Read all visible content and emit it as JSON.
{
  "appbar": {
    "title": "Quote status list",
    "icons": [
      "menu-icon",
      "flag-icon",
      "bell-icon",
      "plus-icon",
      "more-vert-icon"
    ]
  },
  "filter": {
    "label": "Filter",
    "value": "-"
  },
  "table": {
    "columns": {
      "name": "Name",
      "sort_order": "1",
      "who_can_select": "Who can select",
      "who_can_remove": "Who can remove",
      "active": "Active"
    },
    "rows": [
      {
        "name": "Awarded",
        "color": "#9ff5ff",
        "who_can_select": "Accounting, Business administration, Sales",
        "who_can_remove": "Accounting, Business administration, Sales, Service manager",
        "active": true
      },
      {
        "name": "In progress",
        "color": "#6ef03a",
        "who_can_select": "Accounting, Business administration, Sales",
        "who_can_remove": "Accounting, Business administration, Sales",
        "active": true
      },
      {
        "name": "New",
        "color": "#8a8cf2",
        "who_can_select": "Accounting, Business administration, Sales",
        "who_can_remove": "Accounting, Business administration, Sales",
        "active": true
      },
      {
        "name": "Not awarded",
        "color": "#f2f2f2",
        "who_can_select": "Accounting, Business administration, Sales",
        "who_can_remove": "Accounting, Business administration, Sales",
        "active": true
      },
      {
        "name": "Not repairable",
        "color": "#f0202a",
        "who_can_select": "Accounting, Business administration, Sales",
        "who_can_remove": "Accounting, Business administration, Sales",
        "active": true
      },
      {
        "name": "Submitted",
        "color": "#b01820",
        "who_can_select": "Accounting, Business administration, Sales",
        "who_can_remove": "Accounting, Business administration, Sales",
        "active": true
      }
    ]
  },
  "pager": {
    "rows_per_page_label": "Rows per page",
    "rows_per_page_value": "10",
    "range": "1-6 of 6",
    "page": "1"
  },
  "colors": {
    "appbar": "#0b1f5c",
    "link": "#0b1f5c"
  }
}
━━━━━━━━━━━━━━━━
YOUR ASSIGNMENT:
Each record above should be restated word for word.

ANSWER SECTION:
Read all visible content and emit it as JSON.
{
  "appbar": {
    "title": "Quote status list",
    "icons": [
      "menu-icon",
      "flag-icon",
      "bell-icon",
      "plus-icon",
      "more-vert-icon"
    ]
  },
  "filter": {
    "label": "Filter",
    "value": "-"
  },
  "table": {
    "columns": {
      "name": "Name",
      "sort_order": "1",
      "who_can_select": "Who can select",
      "who_can_remove": "Who can remove",
      "active": "Active"
    },
    "rows": [
      {
        "name": "Awarded",
        "color": "#9ff5ff",
        "who_can_select": "Accounting, Business administration, Sales",
        "who_can_remove": "Accounting, Business administration, Sales, Service manager",
        "active": true
      },
      {
        "name": "In progress",
        "color": "#6ef03a",
        "who_can_select": "Accounting, Business administration, Sales",
        "who_can_remove": "Accounting, Business administration, Sales",
        "active": true
      },
      {
        "name": "New",
        "color": "#8a8cf2",
        "who_can_select": "Accounting, Business administration, Sales",
        "who_can_remove": "Accounting, Business administration, Sales",
        "active": true
      },
      {
        "name": "Not awarded",
        "color": "#f2f2f2",
        "who_can_select": "Accounting, Business administration, Sales",
        "who_can_remove": "Accounting, Business administration, Sales",
        "active": true
      },
      {
        "name": "Not repairable",
        "color": "#f0202a",
        "who_can_select": "Accounting, Business administration, Sales",
        "who_can_remove": "Accounting, Business administration, Sales",
        "active": true
      },
      {
        "name": "Submitted",
        "color": "#b01820",
        "who_can_select": "Accounting, Business administration, Sales",
        "who_can_remove": "Accounting, Business administration, Sales",
        "active": true
      }
    ]
  },
  "pager": {
    "rows_per_page_label": "Rows per page",
    "rows_per_page_value": "10",
    "range": "1-6 of 6",
    "page": "1"
  },
  "colors": {
    "appbar": "#0b1f5c",
    "link": "#0b1f5c"
  }
}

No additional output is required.